“As novels are about the ways in which human beings behave, they tend to imply a judgment of behavior, which means that the novel is what the symphony or painting or sculpture is not—namely, a form steeped in morality. […] We cannot prevent a moral attitude from creeping into our purely aesthetic assessment of a book.” (Anthony Burgess)
A core question in ethics, posed by the ancient Greeks and still grappled with today, is “how to lead a good life?” and how a community’s shared values and customs—ethos—can contribute to an individual’s sense of personal development and happiness. This course will focus on ethics and literature, for ethical discourse is often formulated as a narrative and ethical issues often constitute an important feature of literary texts. Anthony Burgess’s comment on the inevitability of a moral reading is a good starting point for a discussion about the possible ethical functions of literature because it raises a series of key questions. Does and should literature teach us something about social or moral codes? Are moral and aesthetic assessments really codependent? What role does the author play in the dissemination of ethical content? And how should we as researchers approach and assess the ethical elements in the narratives we study? In order to provide the participants with the opportunity to discover and discuss a variety of answers to these questions, this course will present relevant contributions by leading theorists in the field of literary ethical criticism. Alongside the theoretical texts, the participants will be expected to read a small corpus of fiction, which will be used throughout the course to test the applicability of the theories discussed.

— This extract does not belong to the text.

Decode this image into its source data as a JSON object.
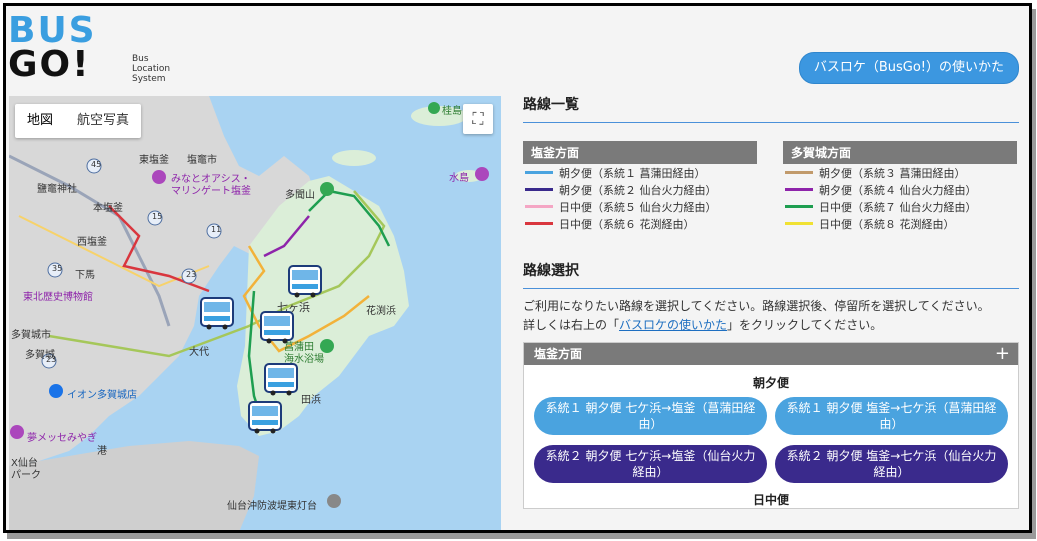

Each of the five sessions will be led by a different scholar who incorporates ethical criticism or concerns into his or her work. Readings will include texts by Maurice Blanchot, Mikhail Bakhtin, James Phelan, Emmanuel Levinas, Suzanne Keen, J.M. Coetzee and Sophocles.